Grumman Albatross near Puerto Escondido, Mexico. According to local news reports, the plane was suspected of involvement in drug trafficking and was forced to land in 2004 when it was intercepted by two government planes. All aboard survived. It is unclear whether the occupants of the plane were found to be involved in the drug trade.
By Matt Nighswander
At first glance, "Happy End" may not seem like the most natural title for pictures of wrecked planes in forbidding landscapes, but German photographer Dietmar Eckell has a very positive outlook on what these photos represent. As described by Eckell, these pictures document 'miracles' in aviation history: forced landings where everyone on board survived and was rescued from the remote locations. Where some might see technological failure, Eckell sees these images as testament to the ingenuity and skill of the pilots, "heroes" who managed to narrowly avert disaster.

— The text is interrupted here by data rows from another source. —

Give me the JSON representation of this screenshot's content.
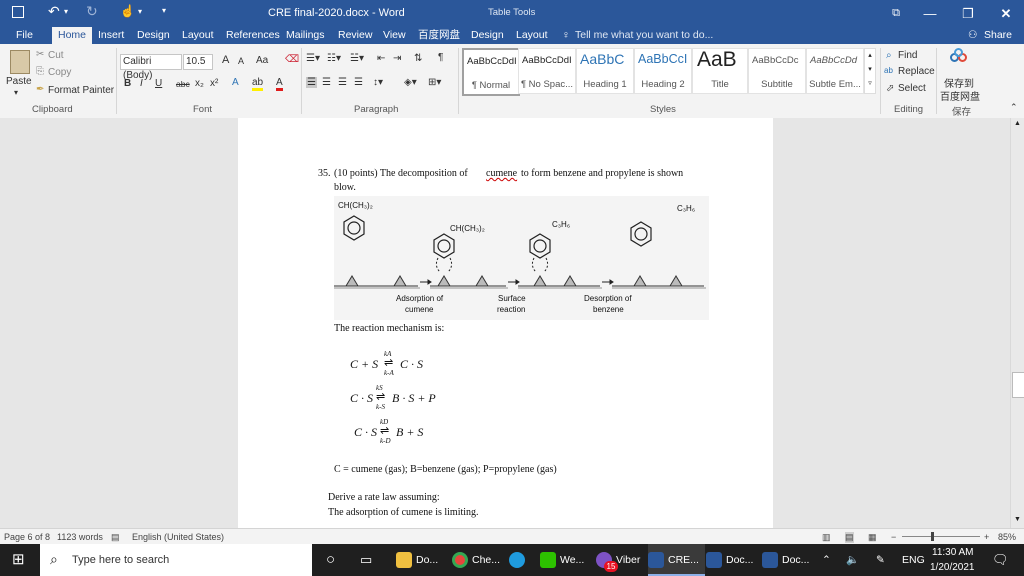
{
  "window": {
    "title": "CRE final-2020.docx - Word",
    "context_title": "Table Tools"
  },
  "quick_access": {
    "save_icon": "save-icon",
    "undo_icon": "undo-icon",
    "redo_icon": "redo-icon",
    "touch_icon": "touch-mode-icon"
  },
  "tabs": [
    "File",
    "Home",
    "Insert",
    "Design",
    "Layout",
    "References",
    "Mailings",
    "Review",
    "View",
    "百度网盘",
    "Design",
    "Layout"
  ],
  "active_tab": "Home",
  "tell_me": "Tell me what you want to do...",
  "share": "Share",
  "clipboard": {
    "paste": "Paste",
    "cut": "Cut",
    "copy": "Copy",
    "format_painter": "Format Painter",
    "label": "Clipboard"
  },
  "font": {
    "name": "Calibri (Body)",
    "size": "10.5",
    "label": "Font",
    "bold": "B",
    "italic": "I",
    "underline": "U",
    "strike": "abc",
    "sub": "x₂",
    "sup": "x²",
    "grow": "A",
    "shrink": "A",
    "case": "Aa"
  },
  "paragraph": {
    "label": "Paragraph"
  },
  "styles": {
    "label": "Styles",
    "items": [
      {
        "sample": "AaBbCcDdI",
        "name": "¶ Normal"
      },
      {
        "sample": "AaBbCcDdI",
        "name": "¶ No Spac..."
      },
      {
        "sample": "AaBbC",
        "name": "Heading 1"
      },
      {
        "sample": "AaBbCcI",
        "name": "Heading 2"
      },
      {
        "sample": "AaB",
        "name": "Title"
      },
      {
        "sample": "AaBbCcDc",
        "name": "Subtitle"
      },
      {
        "sample": "AaBbCcDd",
        "name": "Subtle Em..."
      }
    ]
  },
  "editing": {
    "find": "Find",
    "replace": "Replace",
    "select": "Select",
    "label": "Editing"
  },
  "baidu": {
    "line1": "保存到",
    "line2": "百度网盘",
    "label": "保存"
  },
  "document": {
    "q_number": "35.",
    "q_text": "(10 points) The decomposition of",
    "q_word": "cumene",
    "q_text2": "to form benzene and propylene is shown",
    "q_line2": "blow.",
    "fig": {
      "sub1": "CH(CH₃)₂",
      "sub2": "CH(CH₃)₂",
      "sub3": "C₃H₆",
      "sub4": "C₃H₆",
      "label1a": "Adsorption of",
      "label1b": "cumene",
      "label2a": "Surface",
      "label2b": "reaction",
      "label3a": "Desorption of",
      "label3b": "benzene"
    },
    "mechanism_intro": "The reaction mechanism is:",
    "eq1": {
      "lhs": "C + S",
      "rhs": "C · S",
      "k_top": "kA",
      "k_bot": "k-A"
    },
    "eq2": {
      "lhs": "C · S",
      "rhs": "B · S + P",
      "k_top": "kS",
      "k_bot": "k-S"
    },
    "eq3": {
      "lhs": "C · S",
      "rhs": "B + S",
      "k_top": "kD",
      "k_bot": "k-D"
    },
    "definitions": "C = cumene (gas); B=benzene (gas); P=propylene (gas)",
    "derive": "Derive a rate law assuming:",
    "assumption": "The adsorption of cumene is limiting."
  },
  "status": {
    "page": "Page 6 of 8",
    "words": "1123 words",
    "language": "English (United States)",
    "zoom": "85%"
  },
  "taskbar": {
    "search": "Type here to search",
    "apps": [
      "Do...",
      "Che...",
      "We...",
      "Viber",
      "CRE...",
      "Doc...",
      "Doc..."
    ],
    "viber_badge": "15",
    "lang": "ENG",
    "time": "11:30 AM",
    "date": "1/20/2021"
  },
  "colors": {
    "word_blue": "#2b579a",
    "taskbar": "#1f1f1f",
    "heading_blue": "#2e74b5"
  }
}
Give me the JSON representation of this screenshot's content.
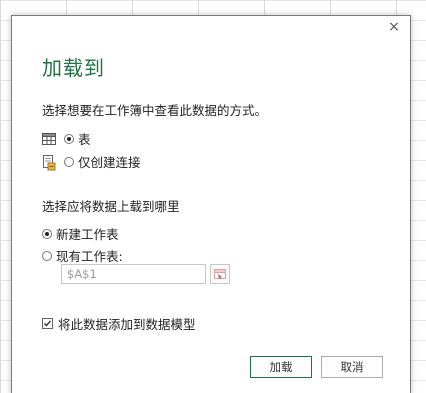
{
  "dialog": {
    "title": "加载到",
    "close_glyph": "×",
    "prompt_view": "选择想要在工作簿中查看此数据的方式。",
    "view_options": [
      {
        "label": "表",
        "icon": "table-icon",
        "selected": true
      },
      {
        "label": "仅创建连接",
        "icon": "connection-icon",
        "selected": false
      }
    ],
    "prompt_location": "选择应将数据上载到哪里",
    "location_options": [
      {
        "label": "新建工作表",
        "selected": true
      },
      {
        "label": "现有工作表:",
        "selected": false
      }
    ],
    "cell_reference": "$A$1",
    "data_model_checkbox": {
      "label": "将此数据添加到数据模型",
      "checked": true
    },
    "load_button": "加载",
    "cancel_button": "取消"
  },
  "colors": {
    "accent": "#217346",
    "title": "#217346"
  }
}
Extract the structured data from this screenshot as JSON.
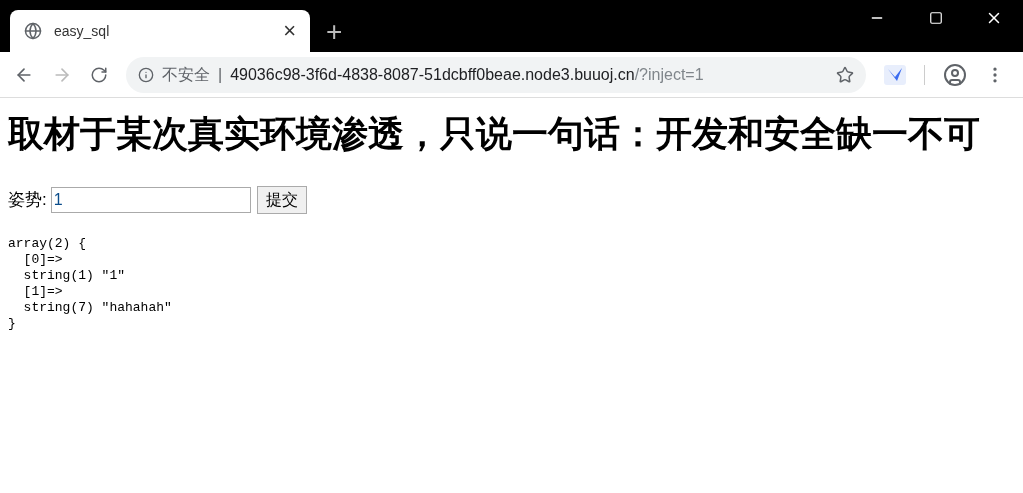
{
  "tab": {
    "title": "easy_sql",
    "close": "×",
    "new_tab": "+"
  },
  "address_bar": {
    "security": "不安全",
    "separator": "|",
    "host": "49036c98-3f6d-4838-8087-51dcbff0beae.node3.buuoj.cn",
    "path": "/?inject=1"
  },
  "page": {
    "heading": "取材于某次真实环境渗透，只说一句话：开发和安全缺一不可",
    "form": {
      "label": "姿势:",
      "value": "1",
      "button": "提交"
    },
    "output": [
      "array(2) {",
      "  [0]=>",
      "  string(1) \"1\"",
      "  [1]=>",
      "  string(7) \"hahahah\"",
      "}"
    ]
  }
}
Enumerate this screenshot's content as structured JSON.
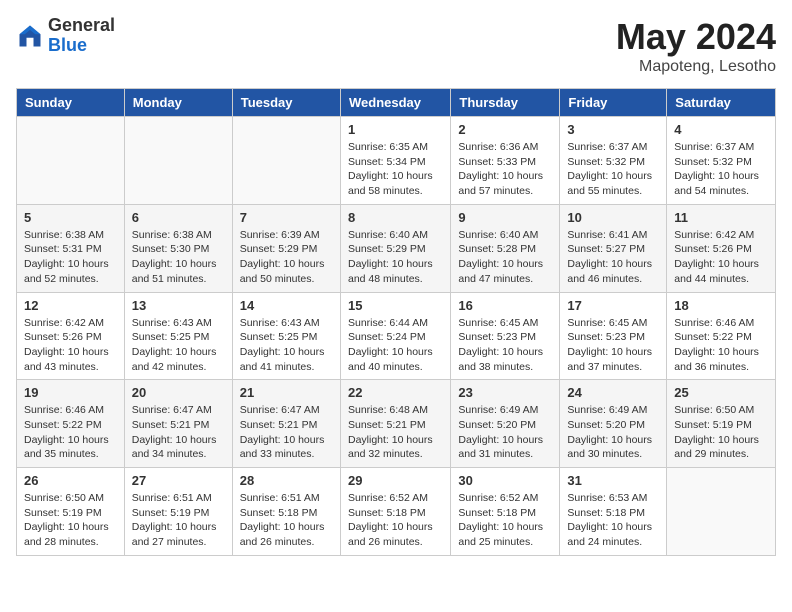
{
  "header": {
    "logo_general": "General",
    "logo_blue": "Blue",
    "month_year": "May 2024",
    "location": "Mapoteng, Lesotho"
  },
  "weekdays": [
    "Sunday",
    "Monday",
    "Tuesday",
    "Wednesday",
    "Thursday",
    "Friday",
    "Saturday"
  ],
  "weeks": [
    [
      {
        "day": "",
        "info": ""
      },
      {
        "day": "",
        "info": ""
      },
      {
        "day": "",
        "info": ""
      },
      {
        "day": "1",
        "info": "Sunrise: 6:35 AM\nSunset: 5:34 PM\nDaylight: 10 hours\nand 58 minutes."
      },
      {
        "day": "2",
        "info": "Sunrise: 6:36 AM\nSunset: 5:33 PM\nDaylight: 10 hours\nand 57 minutes."
      },
      {
        "day": "3",
        "info": "Sunrise: 6:37 AM\nSunset: 5:32 PM\nDaylight: 10 hours\nand 55 minutes."
      },
      {
        "day": "4",
        "info": "Sunrise: 6:37 AM\nSunset: 5:32 PM\nDaylight: 10 hours\nand 54 minutes."
      }
    ],
    [
      {
        "day": "5",
        "info": "Sunrise: 6:38 AM\nSunset: 5:31 PM\nDaylight: 10 hours\nand 52 minutes."
      },
      {
        "day": "6",
        "info": "Sunrise: 6:38 AM\nSunset: 5:30 PM\nDaylight: 10 hours\nand 51 minutes."
      },
      {
        "day": "7",
        "info": "Sunrise: 6:39 AM\nSunset: 5:29 PM\nDaylight: 10 hours\nand 50 minutes."
      },
      {
        "day": "8",
        "info": "Sunrise: 6:40 AM\nSunset: 5:29 PM\nDaylight: 10 hours\nand 48 minutes."
      },
      {
        "day": "9",
        "info": "Sunrise: 6:40 AM\nSunset: 5:28 PM\nDaylight: 10 hours\nand 47 minutes."
      },
      {
        "day": "10",
        "info": "Sunrise: 6:41 AM\nSunset: 5:27 PM\nDaylight: 10 hours\nand 46 minutes."
      },
      {
        "day": "11",
        "info": "Sunrise: 6:42 AM\nSunset: 5:26 PM\nDaylight: 10 hours\nand 44 minutes."
      }
    ],
    [
      {
        "day": "12",
        "info": "Sunrise: 6:42 AM\nSunset: 5:26 PM\nDaylight: 10 hours\nand 43 minutes."
      },
      {
        "day": "13",
        "info": "Sunrise: 6:43 AM\nSunset: 5:25 PM\nDaylight: 10 hours\nand 42 minutes."
      },
      {
        "day": "14",
        "info": "Sunrise: 6:43 AM\nSunset: 5:25 PM\nDaylight: 10 hours\nand 41 minutes."
      },
      {
        "day": "15",
        "info": "Sunrise: 6:44 AM\nSunset: 5:24 PM\nDaylight: 10 hours\nand 40 minutes."
      },
      {
        "day": "16",
        "info": "Sunrise: 6:45 AM\nSunset: 5:23 PM\nDaylight: 10 hours\nand 38 minutes."
      },
      {
        "day": "17",
        "info": "Sunrise: 6:45 AM\nSunset: 5:23 PM\nDaylight: 10 hours\nand 37 minutes."
      },
      {
        "day": "18",
        "info": "Sunrise: 6:46 AM\nSunset: 5:22 PM\nDaylight: 10 hours\nand 36 minutes."
      }
    ],
    [
      {
        "day": "19",
        "info": "Sunrise: 6:46 AM\nSunset: 5:22 PM\nDaylight: 10 hours\nand 35 minutes."
      },
      {
        "day": "20",
        "info": "Sunrise: 6:47 AM\nSunset: 5:21 PM\nDaylight: 10 hours\nand 34 minutes."
      },
      {
        "day": "21",
        "info": "Sunrise: 6:47 AM\nSunset: 5:21 PM\nDaylight: 10 hours\nand 33 minutes."
      },
      {
        "day": "22",
        "info": "Sunrise: 6:48 AM\nSunset: 5:21 PM\nDaylight: 10 hours\nand 32 minutes."
      },
      {
        "day": "23",
        "info": "Sunrise: 6:49 AM\nSunset: 5:20 PM\nDaylight: 10 hours\nand 31 minutes."
      },
      {
        "day": "24",
        "info": "Sunrise: 6:49 AM\nSunset: 5:20 PM\nDaylight: 10 hours\nand 30 minutes."
      },
      {
        "day": "25",
        "info": "Sunrise: 6:50 AM\nSunset: 5:19 PM\nDaylight: 10 hours\nand 29 minutes."
      }
    ],
    [
      {
        "day": "26",
        "info": "Sunrise: 6:50 AM\nSunset: 5:19 PM\nDaylight: 10 hours\nand 28 minutes."
      },
      {
        "day": "27",
        "info": "Sunrise: 6:51 AM\nSunset: 5:19 PM\nDaylight: 10 hours\nand 27 minutes."
      },
      {
        "day": "28",
        "info": "Sunrise: 6:51 AM\nSunset: 5:18 PM\nDaylight: 10 hours\nand 26 minutes."
      },
      {
        "day": "29",
        "info": "Sunrise: 6:52 AM\nSunset: 5:18 PM\nDaylight: 10 hours\nand 26 minutes."
      },
      {
        "day": "30",
        "info": "Sunrise: 6:52 AM\nSunset: 5:18 PM\nDaylight: 10 hours\nand 25 minutes."
      },
      {
        "day": "31",
        "info": "Sunrise: 6:53 AM\nSunset: 5:18 PM\nDaylight: 10 hours\nand 24 minutes."
      },
      {
        "day": "",
        "info": ""
      }
    ]
  ]
}
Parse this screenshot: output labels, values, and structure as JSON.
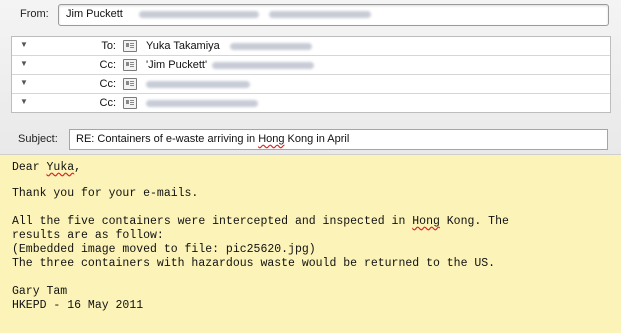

In the last few years Eckell has traveled to 15 abandoned planes on four continents, from Papua New Guinea to the Arctic Circle. The sites are from 10-70 years old and some of the planes seem almost to be melting into the landscape or slowly consumed by the surrounding vegetation.
After a successful online crowdfunding campaign, Eckell has published "Happy End," a 53-image volume of the planes. For more information about the book click here.